The director, Mara Brock AKil, who also directed the hit show Girlfriends, wanted to bring a fashion forward theme to the set and Ruth did just that. Dressing Mary Jane in designers such as Prada to this Michael Kors frock, Carter wanted to tell a story that viewers would enjoy and share socially.
In this comedy-drama, the film follows bicycle mechanic Joseph, which most of us know best as Jody, as he lives his life in the hood of Los Angels. Costume Designer, Ruth Carter kept true to the environment and surroundings of the film by displaying main actor Tyrese in typical mechanic pants and a white beater and ex-con Snoop Dog in plaid button up and chuck tailors.
Love & Basketball filmed the story of two neighbors, who while pursing their basketball careers fell head over heels for each other. Carter was able to still capture the toughness and masculinity of the basketball players by using oversized jerseys while still seizing the sensuality between their relationship by incorporating feminine sports-bras and arm baring tanks.
From dreaming in the suburbs to living in Beverly Hills, Ruth Carter gave the stars, Halle Berry and Martin Landau, a look that said I’m “livin’ large and takin’ charge!” From bright printed booty hugging wardrobes, to platforms out of this world, this designer kept the scenes full of eye popping colors and larger than life ensembles to match the over-the-top Hollywood lifestyle.
Crooklyn was filled with colorful characters and children playing a huge role in the film. To match the diverse and colorful personalities, Ruth Carter included an array of vibrant colors. From blues to reds, and from greens to yellows, carter brought an array of rich hues on set.
Loosely based off of Tina Turners life, What’s Love Got To Do With It, was an “amazing experience,” Ruth Carter explains. Creating remakes of original Tina Turner pieces were on point and very put together. Tina Turner’s iconic red dress that she wore in the early 80s, which was dripping in fringe and sparkles, was one of the most memorable remakes on the film.
Still mad about Angela Bassett’s Oscar snub, tbh.
Jungle Fever is a romance film that was produced by Spike Lee. The film takes place in the urban streets of NYC in the 90s. Denim jackets and varsity bombers were huge in this era and this Academy Award nominee made sure to recreate the very essence of that time period.

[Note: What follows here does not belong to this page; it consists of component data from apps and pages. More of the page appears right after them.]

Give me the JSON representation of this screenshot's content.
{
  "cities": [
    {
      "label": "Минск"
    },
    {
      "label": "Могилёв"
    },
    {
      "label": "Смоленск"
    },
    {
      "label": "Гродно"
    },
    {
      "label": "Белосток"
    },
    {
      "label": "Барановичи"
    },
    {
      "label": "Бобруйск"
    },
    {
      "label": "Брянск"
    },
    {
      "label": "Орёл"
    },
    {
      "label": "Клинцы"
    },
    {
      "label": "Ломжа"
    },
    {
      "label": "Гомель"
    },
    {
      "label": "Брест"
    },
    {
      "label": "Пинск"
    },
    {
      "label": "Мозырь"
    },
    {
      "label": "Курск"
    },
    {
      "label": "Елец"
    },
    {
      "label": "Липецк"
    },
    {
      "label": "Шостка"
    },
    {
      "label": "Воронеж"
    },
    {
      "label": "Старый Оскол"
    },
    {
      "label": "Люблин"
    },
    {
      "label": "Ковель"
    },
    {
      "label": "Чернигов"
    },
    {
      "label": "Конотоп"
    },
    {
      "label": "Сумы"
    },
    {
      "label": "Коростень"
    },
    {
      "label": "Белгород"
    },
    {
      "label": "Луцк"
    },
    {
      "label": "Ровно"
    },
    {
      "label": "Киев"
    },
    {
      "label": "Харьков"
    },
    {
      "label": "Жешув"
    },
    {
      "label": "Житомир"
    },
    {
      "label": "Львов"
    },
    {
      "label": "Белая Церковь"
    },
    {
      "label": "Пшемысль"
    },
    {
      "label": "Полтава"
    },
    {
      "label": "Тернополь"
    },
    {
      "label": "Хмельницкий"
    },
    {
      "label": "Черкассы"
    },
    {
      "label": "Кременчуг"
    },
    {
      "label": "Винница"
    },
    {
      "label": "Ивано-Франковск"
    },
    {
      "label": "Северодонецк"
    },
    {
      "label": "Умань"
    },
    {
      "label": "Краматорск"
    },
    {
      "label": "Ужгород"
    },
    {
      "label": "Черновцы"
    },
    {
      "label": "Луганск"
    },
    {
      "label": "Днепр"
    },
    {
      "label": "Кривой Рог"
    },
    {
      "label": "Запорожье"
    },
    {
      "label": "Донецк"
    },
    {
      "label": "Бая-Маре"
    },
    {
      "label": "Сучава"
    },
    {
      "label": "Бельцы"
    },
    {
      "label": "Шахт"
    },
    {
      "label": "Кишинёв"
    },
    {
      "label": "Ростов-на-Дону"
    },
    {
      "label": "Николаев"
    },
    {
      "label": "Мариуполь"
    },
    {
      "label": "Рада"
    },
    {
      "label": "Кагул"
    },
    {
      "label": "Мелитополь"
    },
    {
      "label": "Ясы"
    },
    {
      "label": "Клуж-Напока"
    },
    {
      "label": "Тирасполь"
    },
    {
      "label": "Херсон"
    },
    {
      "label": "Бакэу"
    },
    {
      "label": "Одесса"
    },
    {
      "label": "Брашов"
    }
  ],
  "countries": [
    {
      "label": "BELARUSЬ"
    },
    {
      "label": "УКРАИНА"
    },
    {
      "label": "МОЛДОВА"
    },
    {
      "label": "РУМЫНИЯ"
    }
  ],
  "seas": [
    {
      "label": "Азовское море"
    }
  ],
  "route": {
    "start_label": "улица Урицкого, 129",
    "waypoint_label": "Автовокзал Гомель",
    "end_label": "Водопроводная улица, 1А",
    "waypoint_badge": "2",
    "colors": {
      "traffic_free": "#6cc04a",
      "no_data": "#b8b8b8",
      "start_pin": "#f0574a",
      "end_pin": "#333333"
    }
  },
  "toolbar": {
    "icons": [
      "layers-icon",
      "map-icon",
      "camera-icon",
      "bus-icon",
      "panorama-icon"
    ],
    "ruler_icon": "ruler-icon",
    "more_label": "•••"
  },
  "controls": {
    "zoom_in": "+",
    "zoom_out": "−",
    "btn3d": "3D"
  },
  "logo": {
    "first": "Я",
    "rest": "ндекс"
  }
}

Mo’ Better Blues followed a period in the life of a fictional Jazz player. After discussing with the producer, Spike Lee, Carter put together ensembles that resembled jazz players in the 50s but with designer style. Ruth Carter pulled designers like Giorgio Armani, Versace & Valentino to match the look and feel that Spike Lee desired.
The comedic parody I’m Gonna Git You Sucka showed some awesome 70s gear. From dramatic bellbottoms, to 70s inspired leather jackets, to plastic platforms, Ruth decked out the characters in larger than life, theatrical attire that was superbly parallel with the script.
In a film about sorority and fraternity members disputing at an HBCU homecoming, it’s understandable why Ruth chose trendy matching outfits. Keeping in the spirit of traditional fraternity and sorority gear, Carter made sure to create memorable attire that could be associated with each group as well as putting a staple letter on each ensemble.